New Castle News
NEW CASTLE —
What is the simplest truth you can express in words?
Life is full of simple truisms: You are what you eat ... Nothing ventured, nothing gained ... Actions speak louder than words ... Measure twice, cut once. (You'd think I'd remember that one eventually.)
If you're a regular reader of this blog, you'd probably assume that my simplest truth would be "Bad decisions make great stories." Heaven knows I have plenty of both. But we all know that I spend a great portion of my time searching for the simplest truths in life. It is what I write about week after week, after all. And you must like them, too — at least a little bit — because you're here again reading. (By the way, thank you for that.)
Writing this blog has been such a healing process for me. It's been over a year now that I've been doing this, and luckily I haven't run out of questions to ask. What I have run out of, at times, is inspiration, or even the will to write something inspiring, least of all to myself.
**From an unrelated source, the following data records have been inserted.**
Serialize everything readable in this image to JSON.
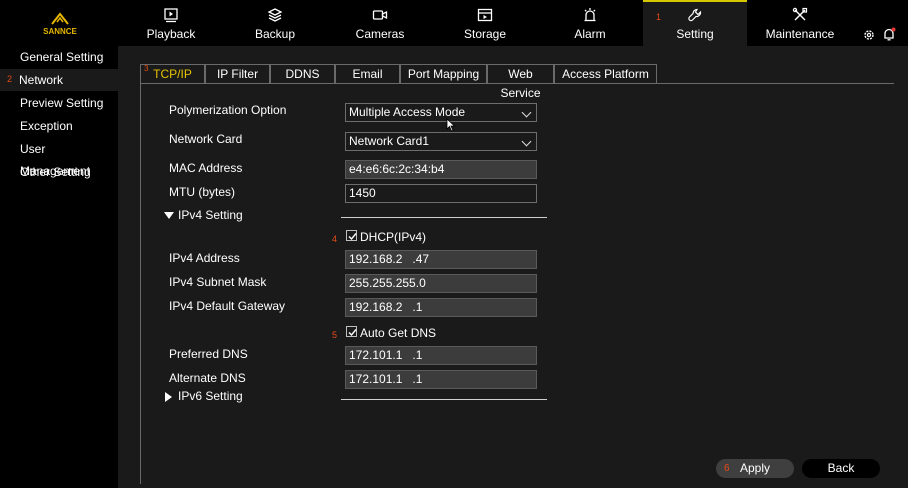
{
  "brand": {
    "logo_text": "SANNCE",
    "accent_color": "#e7b600"
  },
  "nav": {
    "items": [
      {
        "label": "Playback",
        "icon": "playback-icon"
      },
      {
        "label": "Backup",
        "icon": "layers-icon"
      },
      {
        "label": "Cameras",
        "icon": "camera-icon"
      },
      {
        "label": "Storage",
        "icon": "storage-icon"
      },
      {
        "label": "Alarm",
        "icon": "alarm-icon"
      },
      {
        "label": "Setting",
        "icon": "settings-icon",
        "badge": "1"
      },
      {
        "label": "Maintenance",
        "icon": "tools-icon"
      }
    ],
    "active": "Setting"
  },
  "sidebar": {
    "items": [
      {
        "label": "General Setting"
      },
      {
        "label": "Network",
        "badge": "2"
      },
      {
        "label": "Preview Setting"
      },
      {
        "label": "Exception"
      },
      {
        "label": "User Management"
      },
      {
        "label": "Other Setting"
      }
    ],
    "active": "Network"
  },
  "tabs": {
    "items": [
      {
        "label": "TCP/IP",
        "badge": "3"
      },
      {
        "label": "IP Filter"
      },
      {
        "label": "DDNS"
      },
      {
        "label": "Email"
      },
      {
        "label": "Port Mapping"
      },
      {
        "label": "Web Service"
      },
      {
        "label": "Access Platform"
      }
    ],
    "active": "TCP/IP"
  },
  "form": {
    "polymerization": {
      "label": "Polymerization Option",
      "value": "Multiple Access Mode"
    },
    "network_card": {
      "label": "Network Card",
      "value": "Network Card1"
    },
    "mac": {
      "label": "MAC Address",
      "value": "e4:e6:6c:2c:34:b4"
    },
    "mtu": {
      "label": "MTU (bytes)",
      "value": "1450"
    },
    "ipv4_section": "IPv4 Setting",
    "dhcp": {
      "label": "DHCP(IPv4)",
      "checked": true,
      "badge": "4"
    },
    "ipv4_address": {
      "label": "IPv4 Address",
      "value": "192.168.2   .47"
    },
    "subnet": {
      "label": "IPv4 Subnet Mask",
      "value": "255.255.255.0"
    },
    "gateway": {
      "label": "IPv4 Default Gateway",
      "value": "192.168.2   .1"
    },
    "auto_dns": {
      "label": "Auto Get DNS",
      "checked": true,
      "badge": "5"
    },
    "preferred_dns": {
      "label": "Preferred DNS",
      "value": "172.101.1   .1"
    },
    "alternate_dns": {
      "label": "Alternate DNS",
      "value": "172.101.1   .1"
    },
    "ipv6_section": "IPv6 Setting"
  },
  "buttons": {
    "apply": "Apply",
    "apply_badge": "6",
    "back": "Back"
  }
}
I've had weeks where all I wanted to do was crawl under a mountain of blankets and make the world go away, either because I was sick, or in pain, or depressed, or just plain tired. But I have children who depend on me to do the best I can, regardless of the circumstances. I also have a job to do, which in part is this blog, and that job needs to be done whether I feel like it or not.
And so I've had to resist the urge to check out for a spell, and get on to the tasks of being a mom and being a writer. No matter what happens, there are always meals to be prepared, children to be hugged, homework to be checked, and blogs to be written.
No matter what happens, life goes on. And that, my friends, is the simplest truth I can express in words. Unless you check out for real (and I'm talking pine-box-for-real), life goes on. It goes on through the pain and the sadness and the worry, and it has little compassion for self-pity.
If you're lucky, tomorrow will be better than yesterday. If you're really lucky, next year will be better than the last. If you're smart, though, you MAKE it better. You bake smiley faces into the pancakes, you hold onto the hugs for a few extra seconds, and you write all the things you want to believe until they become your truth.
Eventually, as life goes on, the wounds heal over and the scars become badges of honor — little pinkish reminders that you survived, and that you'll survive the next 10 or 10,000 tragedies or injustices.
Don't ever forget this simple truth when you feel like giving up. Life, for the most part, is tedious and meaningless. That's just the way it works. But every once in a while you encounter a miracle of epic proportions, like the sound of your child laughing, or a perfectly-baked peach pie, or the smell of peppermint hand soap in the office bathroom. These are the things you'll miss if you decide to spend your time under a mountain of blankets wishing the world away.
Life is going to go on. We might as well, too.